# WHAT IS EXPECTED:
Every entry below is to be copied exactly as written.

# DATA PROVIDED:
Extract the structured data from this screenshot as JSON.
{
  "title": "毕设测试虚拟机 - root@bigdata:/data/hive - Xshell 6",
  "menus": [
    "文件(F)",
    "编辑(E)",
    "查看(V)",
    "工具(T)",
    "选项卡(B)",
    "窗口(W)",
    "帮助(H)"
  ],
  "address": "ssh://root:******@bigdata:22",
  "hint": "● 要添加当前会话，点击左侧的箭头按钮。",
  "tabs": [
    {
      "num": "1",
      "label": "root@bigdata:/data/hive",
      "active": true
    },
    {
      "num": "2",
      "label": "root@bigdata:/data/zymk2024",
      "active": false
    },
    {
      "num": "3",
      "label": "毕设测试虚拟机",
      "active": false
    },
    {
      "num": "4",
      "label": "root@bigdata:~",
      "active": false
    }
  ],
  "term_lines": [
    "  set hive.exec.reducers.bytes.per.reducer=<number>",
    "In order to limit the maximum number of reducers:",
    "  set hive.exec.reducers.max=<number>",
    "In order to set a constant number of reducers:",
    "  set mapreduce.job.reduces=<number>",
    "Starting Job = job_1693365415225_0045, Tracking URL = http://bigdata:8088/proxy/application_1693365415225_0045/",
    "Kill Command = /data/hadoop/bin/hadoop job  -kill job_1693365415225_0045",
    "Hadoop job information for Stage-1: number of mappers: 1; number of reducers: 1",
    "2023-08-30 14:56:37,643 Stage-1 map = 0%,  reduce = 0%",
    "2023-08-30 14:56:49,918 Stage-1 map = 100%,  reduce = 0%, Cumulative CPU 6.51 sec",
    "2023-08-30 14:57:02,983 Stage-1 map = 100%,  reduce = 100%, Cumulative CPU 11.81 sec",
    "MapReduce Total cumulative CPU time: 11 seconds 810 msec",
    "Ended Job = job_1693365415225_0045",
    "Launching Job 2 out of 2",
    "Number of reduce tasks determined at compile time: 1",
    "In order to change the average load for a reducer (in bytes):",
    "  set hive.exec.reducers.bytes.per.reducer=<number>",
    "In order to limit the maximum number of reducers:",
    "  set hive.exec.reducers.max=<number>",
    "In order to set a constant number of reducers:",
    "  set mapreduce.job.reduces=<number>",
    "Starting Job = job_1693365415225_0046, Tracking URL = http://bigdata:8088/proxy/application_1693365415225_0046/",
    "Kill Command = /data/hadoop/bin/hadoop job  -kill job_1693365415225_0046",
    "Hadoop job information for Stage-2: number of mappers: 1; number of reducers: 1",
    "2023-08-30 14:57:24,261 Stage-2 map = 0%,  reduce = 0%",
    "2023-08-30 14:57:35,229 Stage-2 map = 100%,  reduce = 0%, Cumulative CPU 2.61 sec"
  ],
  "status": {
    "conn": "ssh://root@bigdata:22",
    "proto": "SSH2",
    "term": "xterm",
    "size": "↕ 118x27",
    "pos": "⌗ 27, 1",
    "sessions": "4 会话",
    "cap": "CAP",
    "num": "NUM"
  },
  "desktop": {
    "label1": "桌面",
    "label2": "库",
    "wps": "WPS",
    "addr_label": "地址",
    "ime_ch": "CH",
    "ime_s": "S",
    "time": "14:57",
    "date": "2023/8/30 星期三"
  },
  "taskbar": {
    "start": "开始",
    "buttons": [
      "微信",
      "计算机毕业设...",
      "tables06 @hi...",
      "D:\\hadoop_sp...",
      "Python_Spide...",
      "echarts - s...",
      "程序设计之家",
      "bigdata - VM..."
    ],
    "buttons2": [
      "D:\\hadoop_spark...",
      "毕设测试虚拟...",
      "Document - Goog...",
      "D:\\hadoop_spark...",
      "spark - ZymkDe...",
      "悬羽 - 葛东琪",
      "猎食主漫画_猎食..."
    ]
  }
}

# COMPLETED EXERCISE:
Extract the structured data from this screenshot as JSON.
{
  "title": "毕设测试虚拟机 - root@bigdata:/data/hive - Xshell 6",
  "menus": [
    "文件(F)",
    "编辑(E)",
    "查看(V)",
    "工具(T)",
    "选项卡(B)",
    "窗口(W)",
    "帮助(H)"
  ],
  "address": "ssh://root:******@bigdata:22",
  "hint": "● 要添加当前会话，点击左侧的箭头按钮。",
  "tabs": [
    {
      "num": "1",
      "label": "root@bigdata:/data/hive",
      "active": true
    },
    {
      "num": "2",
      "label": "root@bigdata:/data/zymk2024",
      "active": false
    },
    {
      "num": "3",
      "label": "毕设测试虚拟机",
      "active": false
    },
    {
      "num": "4",
      "label": "root@bigdata:~",
      "active": false
    }
  ],
  "term_lines": [
    "  set hive.exec.reducers.bytes.per.reducer=<number>",
    "In order to limit the maximum number of reducers:",
    "  set hive.exec.reducers.max=<number>",
    "In order to set a constant number of reducers:",
    "  set mapreduce.job.reduces=<number>",
    "Starting Job = job_1693365415225_0045, Tracking URL = http://bigdata:8088/proxy/application_1693365415225_0045/",
    "Kill Command = /data/hadoop/bin/hadoop job  -kill job_1693365415225_0045",
    "Hadoop job information for Stage-1: number of mappers: 1; number of reducers: 1",
    "2023-08-30 14:56:37,643 Stage-1 map = 0%,  reduce = 0%",
    "2023-08-30 14:56:49,918 Stage-1 map = 100%,  reduce = 0%, Cumulative CPU 6.51 sec",
    "2023-08-30 14:57:02,983 Stage-1 map = 100%,  reduce = 100%, Cumulative CPU 11.81 sec",
    "MapReduce Total cumulative CPU time: 11 seconds 810 msec",
    "Ended Job = job_1693365415225_0045",
    "Launching Job 2 out of 2",
    "Number of reduce tasks determined at compile time: 1",
    "In order to change the average load for a reducer (in bytes):",
    "  set hive.exec.reducers.bytes.per.reducer=<number>",
    "In order to limit the maximum number of reducers:",
    "  set hive.exec.reducers.max=<number>",
    "In order to set a constant number of reducers:",
    "  set mapreduce.job.reduces=<number>",
    "Starting Job = job_1693365415225_0046, Tracking URL = http://bigdata:8088/proxy/application_1693365415225_0046/",
    "Kill Command = /data/hadoop/bin/hadoop job  -kill job_1693365415225_0046",
    "Hadoop job information for Stage-2: number of mappers: 1; number of reducers: 1",
    "2023-08-30 14:57:24,261 Stage-2 map = 0%,  reduce = 0%",
    "2023-08-30 14:57:35,229 Stage-2 map = 100%,  reduce = 0%, Cumulative CPU 2.61 sec"
  ],
  "status": {
    "conn": "ssh://root@bigdata:22",
    "proto": "SSH2",
    "term": "xterm",
    "size": "↕ 118x27",
    "pos": "⌗ 27, 1",
    "sessions": "4 会话",
    "cap": "CAP",
    "num": "NUM"
  },
  "desktop": {
    "label1": "桌面",
    "label2": "库",
    "wps": "WPS",
    "addr_label": "地址",
    "ime_ch": "CH",
    "ime_s": "S",
    "time": "14:57",
    "date": "2023/8/30 星期三"
  },
  "taskbar": {
    "start": "开始",
    "buttons": [
      "微信",
      "计算机毕业设...",
      "tables06 @hi...",
      "D:\\hadoop_sp...",
      "Python_Spide...",
      "echarts - s...",
      "程序设计之家",
      "bigdata - VM..."
    ],
    "buttons2": [
      "D:\\hadoop_spark...",
      "毕设测试虚拟...",
      "Document - Goog...",
      "D:\\hadoop_spark...",
      "spark - ZymkDe...",
      "悬羽 - 葛东琪",
      "猎食主漫画_猎食..."
    ]
  }
}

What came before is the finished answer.